**WHAT YOU ARE ASKED TO DO**
When you respond, write out each entry exactly as it stands.

**DATA LISTING**
Segment Open

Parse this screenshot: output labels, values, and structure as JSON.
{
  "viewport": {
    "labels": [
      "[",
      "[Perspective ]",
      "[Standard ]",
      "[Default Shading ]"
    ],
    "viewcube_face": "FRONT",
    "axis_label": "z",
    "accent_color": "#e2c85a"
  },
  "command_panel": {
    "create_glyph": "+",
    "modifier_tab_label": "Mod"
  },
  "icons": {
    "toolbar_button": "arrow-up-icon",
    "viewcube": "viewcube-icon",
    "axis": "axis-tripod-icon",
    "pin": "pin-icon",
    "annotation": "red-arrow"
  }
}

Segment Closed

**TASK SOLUTION**
Parse this screenshot: output labels, values, and structure as JSON.
{
  "viewport": {
    "labels": [
      "[",
      "[Perspective ]",
      "[Standard ]",
      "[Default Shading ]"
    ],
    "viewcube_face": "FRONT",
    "axis_label": "z",
    "accent_color": "#e2c85a"
  },
  "command_panel": {
    "create_glyph": "+",
    "modifier_tab_label": "Mod"
  },
  "icons": {
    "toolbar_button": "arrow-up-icon",
    "viewcube": "viewcube-icon",
    "axis": "axis-tripod-icon",
    "pin": "pin-icon",
    "annotation": "red-arrow"
  }
}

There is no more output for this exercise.